**Task material:**
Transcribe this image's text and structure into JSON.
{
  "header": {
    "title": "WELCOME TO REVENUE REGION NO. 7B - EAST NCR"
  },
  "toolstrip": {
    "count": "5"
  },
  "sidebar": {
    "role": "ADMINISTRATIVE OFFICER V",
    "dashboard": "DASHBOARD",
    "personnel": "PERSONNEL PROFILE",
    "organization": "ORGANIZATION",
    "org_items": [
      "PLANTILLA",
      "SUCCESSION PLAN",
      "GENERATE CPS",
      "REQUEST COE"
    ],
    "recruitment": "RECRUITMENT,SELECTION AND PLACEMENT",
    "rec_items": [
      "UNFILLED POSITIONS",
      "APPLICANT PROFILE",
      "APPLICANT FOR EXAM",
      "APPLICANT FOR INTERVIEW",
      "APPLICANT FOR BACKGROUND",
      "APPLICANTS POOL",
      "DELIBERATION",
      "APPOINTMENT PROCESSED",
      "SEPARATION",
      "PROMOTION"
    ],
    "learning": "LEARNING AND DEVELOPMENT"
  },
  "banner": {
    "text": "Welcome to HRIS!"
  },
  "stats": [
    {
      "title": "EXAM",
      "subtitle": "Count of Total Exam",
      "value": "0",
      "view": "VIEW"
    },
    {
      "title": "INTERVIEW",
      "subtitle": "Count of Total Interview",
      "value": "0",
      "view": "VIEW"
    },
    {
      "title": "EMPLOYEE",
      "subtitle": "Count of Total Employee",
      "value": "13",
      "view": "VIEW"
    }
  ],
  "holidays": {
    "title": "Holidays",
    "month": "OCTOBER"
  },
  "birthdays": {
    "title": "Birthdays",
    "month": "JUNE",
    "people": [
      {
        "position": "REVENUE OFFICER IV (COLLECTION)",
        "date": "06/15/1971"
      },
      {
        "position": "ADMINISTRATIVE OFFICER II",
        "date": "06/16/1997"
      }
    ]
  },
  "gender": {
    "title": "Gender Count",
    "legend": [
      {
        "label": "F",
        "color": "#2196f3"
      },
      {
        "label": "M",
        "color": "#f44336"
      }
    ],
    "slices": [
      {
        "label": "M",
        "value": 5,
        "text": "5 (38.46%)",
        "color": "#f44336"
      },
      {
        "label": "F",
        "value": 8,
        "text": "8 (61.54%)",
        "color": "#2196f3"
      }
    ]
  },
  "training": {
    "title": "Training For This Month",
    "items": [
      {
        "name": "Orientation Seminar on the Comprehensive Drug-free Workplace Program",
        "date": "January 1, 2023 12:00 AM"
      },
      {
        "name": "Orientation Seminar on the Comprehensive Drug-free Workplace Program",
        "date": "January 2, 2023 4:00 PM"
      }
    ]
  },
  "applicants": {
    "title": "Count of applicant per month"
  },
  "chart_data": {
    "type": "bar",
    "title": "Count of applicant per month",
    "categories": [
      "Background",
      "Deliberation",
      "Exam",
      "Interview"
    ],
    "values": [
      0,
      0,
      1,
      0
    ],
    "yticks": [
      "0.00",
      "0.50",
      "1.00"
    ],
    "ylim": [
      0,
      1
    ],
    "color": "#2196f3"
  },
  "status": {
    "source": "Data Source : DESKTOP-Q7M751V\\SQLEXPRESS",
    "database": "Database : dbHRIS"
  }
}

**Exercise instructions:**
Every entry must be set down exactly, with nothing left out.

**Written solution:**
Transcribe this image's text and structure into JSON.
{
  "header": {
    "title": "WELCOME TO REVENUE REGION NO. 7B - EAST NCR"
  },
  "toolstrip": {
    "count": "5"
  },
  "sidebar": {
    "role": "ADMINISTRATIVE OFFICER V",
    "dashboard": "DASHBOARD",
    "personnel": "PERSONNEL PROFILE",
    "organization": "ORGANIZATION",
    "org_items": [
      "PLANTILLA",
      "SUCCESSION PLAN",
      "GENERATE CPS",
      "REQUEST COE"
    ],
    "recruitment": "RECRUITMENT,SELECTION AND PLACEMENT",
    "rec_items": [
      "UNFILLED POSITIONS",
      "APPLICANT PROFILE",
      "APPLICANT FOR EXAM",
      "APPLICANT FOR INTERVIEW",
      "APPLICANT FOR BACKGROUND",
      "APPLICANTS POOL",
      "DELIBERATION",
      "APPOINTMENT PROCESSED",
      "SEPARATION",
      "PROMOTION"
    ],
    "learning": "LEARNING AND DEVELOPMENT"
  },
  "banner": {
    "text": "Welcome to HRIS!"
  },
  "stats": [
    {
      "title": "EXAM",
      "subtitle": "Count of Total Exam",
      "value": "0",
      "view": "VIEW"
    },
    {
      "title": "INTERVIEW",
      "subtitle": "Count of Total Interview",
      "value": "0",
      "view": "VIEW"
    },
    {
      "title": "EMPLOYEE",
      "subtitle": "Count of Total Employee",
      "value": "13",
      "view": "VIEW"
    }
  ],
  "holidays": {
    "title": "Holidays",
    "month": "OCTOBER"
  },
  "birthdays": {
    "title": "Birthdays",
    "month": "JUNE",
    "people": [
      {
        "position": "REVENUE OFFICER IV (COLLECTION)",
        "date": "06/15/1971"
      },
      {
        "position": "ADMINISTRATIVE OFFICER II",
        "date": "06/16/1997"
      }
    ]
  },
  "gender": {
    "title": "Gender Count",
    "legend": [
      {
        "label": "F",
        "color": "#2196f3"
      },
      {
        "label": "M",
        "color": "#f44336"
      }
    ],
    "slices": [
      {
        "label": "M",
        "value": 5,
        "text": "5 (38.46%)",
        "color": "#f44336"
      },
      {
        "label": "F",
        "value": 8,
        "text": "8 (61.54%)",
        "color": "#2196f3"
      }
    ]
  },
  "training": {
    "title": "Training For This Month",
    "items": [
      {
        "name": "Orientation Seminar on the Comprehensive Drug-free Workplace Program",
        "date": "January 1, 2023 12:00 AM"
      },
      {
        "name": "Orientation Seminar on the Comprehensive Drug-free Workplace Program",
        "date": "January 2, 2023 4:00 PM"
      }
    ]
  },
  "applicants": {
    "title": "Count of applicant per month"
  },
  "chart_data": {
    "type": "bar",
    "title": "Count of applicant per month",
    "categories": [
      "Background",
      "Deliberation",
      "Exam",
      "Interview"
    ],
    "values": [
      0,
      0,
      1,
      0
    ],
    "yticks": [
      "0.00",
      "0.50",
      "1.00"
    ],
    "ylim": [
      0,
      1
    ],
    "color": "#2196f3"
  },
  "status": {
    "source": "Data Source : DESKTOP-Q7M751V\\SQLEXPRESS",
    "database": "Database : dbHRIS"
  }
}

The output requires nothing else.